The window installation in MACBA, Plaça dels Angels, in the curving glass wall adjacent to the museum entrance, is especially interesting. Made in the same year, it bore some resemblance to the Sydney billboards in its formal variety; its abstract qualities were evident due to the verticality of the windowpanes. The strips of imagery that they framed cropped the different colors, delineations, and textures of clothing worn by those recently photographed just outside in the Plaça dels Angels. Heads and hands were emotionally expressive, as might be expected from this Latin culture, and elicited an empathetic response. So too the larger-than-life scale of this work overall and its embracing arc. Plaça dels Angels was the backdrop here, twice. It was in the images, and through them in actuality, while the museum environment – which provided the point of view for these pictures, of the pictures – was very familiar in its white walled minimalism.
Streuli’s location of window installations in museums, between dedicated art space and a relatively chaotic (non-art) world, neatly exemplifies an aesthetic proposition that assumes and asserts continuity between them. He plays off the conventional notion whereby a work of art is thought of as a metaphorical window onto another world, transcendent somehow, and instead uses real windows that reveal the same real world he represents. By doing so, he is not repudiating the museum, but rather encouraging a proper grasp, an understanding of it as an all-too-human institution that defines this thing called art. Streuli’s work can easily be assimilated into museum strategies for the development of new audiences-and why not?-but clearly he would want to avoid bad faith in the process.

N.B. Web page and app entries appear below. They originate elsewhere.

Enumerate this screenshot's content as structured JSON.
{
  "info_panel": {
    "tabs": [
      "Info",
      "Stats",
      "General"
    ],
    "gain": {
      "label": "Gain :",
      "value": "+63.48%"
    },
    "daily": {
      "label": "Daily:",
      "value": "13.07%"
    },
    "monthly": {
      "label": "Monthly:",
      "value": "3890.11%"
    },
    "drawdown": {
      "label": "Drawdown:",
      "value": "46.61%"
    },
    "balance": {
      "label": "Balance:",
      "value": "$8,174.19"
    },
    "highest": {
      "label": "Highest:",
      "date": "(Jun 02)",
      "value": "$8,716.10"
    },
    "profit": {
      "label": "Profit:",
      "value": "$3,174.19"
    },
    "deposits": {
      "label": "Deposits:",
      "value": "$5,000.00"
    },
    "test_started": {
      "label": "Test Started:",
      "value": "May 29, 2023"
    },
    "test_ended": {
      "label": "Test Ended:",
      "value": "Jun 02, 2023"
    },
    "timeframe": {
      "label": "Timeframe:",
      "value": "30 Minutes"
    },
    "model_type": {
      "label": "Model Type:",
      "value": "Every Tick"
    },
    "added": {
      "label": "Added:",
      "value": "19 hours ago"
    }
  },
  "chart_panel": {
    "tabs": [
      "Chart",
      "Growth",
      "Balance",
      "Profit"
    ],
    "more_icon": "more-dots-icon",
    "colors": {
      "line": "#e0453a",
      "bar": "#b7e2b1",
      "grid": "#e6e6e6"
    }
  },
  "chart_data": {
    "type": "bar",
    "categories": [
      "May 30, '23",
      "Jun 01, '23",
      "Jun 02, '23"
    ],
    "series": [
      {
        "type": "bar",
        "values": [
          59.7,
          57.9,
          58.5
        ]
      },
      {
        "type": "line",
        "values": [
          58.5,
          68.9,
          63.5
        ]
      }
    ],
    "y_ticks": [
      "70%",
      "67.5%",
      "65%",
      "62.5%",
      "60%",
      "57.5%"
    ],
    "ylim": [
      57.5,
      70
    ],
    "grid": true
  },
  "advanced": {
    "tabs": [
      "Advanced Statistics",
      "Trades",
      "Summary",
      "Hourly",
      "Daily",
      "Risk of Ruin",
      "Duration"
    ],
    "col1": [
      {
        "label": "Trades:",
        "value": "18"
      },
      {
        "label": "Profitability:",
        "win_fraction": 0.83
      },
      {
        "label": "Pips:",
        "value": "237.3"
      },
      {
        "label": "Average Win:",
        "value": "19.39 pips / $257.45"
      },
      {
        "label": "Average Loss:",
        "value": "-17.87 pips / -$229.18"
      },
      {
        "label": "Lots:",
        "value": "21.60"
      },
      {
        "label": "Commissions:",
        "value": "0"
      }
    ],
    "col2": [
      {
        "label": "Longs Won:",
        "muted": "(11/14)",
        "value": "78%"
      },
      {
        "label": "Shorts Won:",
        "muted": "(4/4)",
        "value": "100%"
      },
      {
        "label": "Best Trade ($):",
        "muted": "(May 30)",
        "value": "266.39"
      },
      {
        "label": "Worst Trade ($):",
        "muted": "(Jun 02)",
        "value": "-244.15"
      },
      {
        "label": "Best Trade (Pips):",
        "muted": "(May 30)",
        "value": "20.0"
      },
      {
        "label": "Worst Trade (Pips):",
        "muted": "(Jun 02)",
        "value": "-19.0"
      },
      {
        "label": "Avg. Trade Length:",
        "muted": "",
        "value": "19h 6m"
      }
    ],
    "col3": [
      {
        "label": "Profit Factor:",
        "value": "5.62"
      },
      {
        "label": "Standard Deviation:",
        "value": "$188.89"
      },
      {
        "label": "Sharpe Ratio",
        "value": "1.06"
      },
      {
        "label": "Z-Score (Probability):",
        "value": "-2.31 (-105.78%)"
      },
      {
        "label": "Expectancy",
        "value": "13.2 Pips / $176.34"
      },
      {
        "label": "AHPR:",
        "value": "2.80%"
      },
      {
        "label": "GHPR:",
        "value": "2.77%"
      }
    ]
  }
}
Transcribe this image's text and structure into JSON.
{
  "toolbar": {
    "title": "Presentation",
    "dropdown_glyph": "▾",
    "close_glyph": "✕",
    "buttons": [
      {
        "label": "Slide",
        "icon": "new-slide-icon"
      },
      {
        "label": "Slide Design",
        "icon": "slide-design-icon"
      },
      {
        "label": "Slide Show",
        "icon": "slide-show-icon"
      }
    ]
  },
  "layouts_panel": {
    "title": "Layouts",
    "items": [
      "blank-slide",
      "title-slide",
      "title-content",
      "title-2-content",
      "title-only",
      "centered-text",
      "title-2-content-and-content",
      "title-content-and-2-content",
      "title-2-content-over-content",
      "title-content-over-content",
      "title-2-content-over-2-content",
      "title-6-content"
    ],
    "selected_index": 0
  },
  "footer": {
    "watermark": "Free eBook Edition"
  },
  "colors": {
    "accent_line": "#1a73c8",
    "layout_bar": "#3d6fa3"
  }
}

Like the window installations, Beat Streuli’s pictures in pictures in this book counteract illusion. His works are his subjects here, as much as they are art objects, as much as the people, the streets, the cars, and the architecture that feature in them. He differentiates between the contexts within which he operates, between the city center and the suburbs, between the museum interior and the desert, but is not applying a hierarchical system that descends from fine, or “high,” art. Indeed, his work anticipates a time when such a system will break down, as it must, and museums will become as empty and as redundant as Petra. Meanwhile, we are where we are, and Streuli is among those most interested, and ready to document that fact.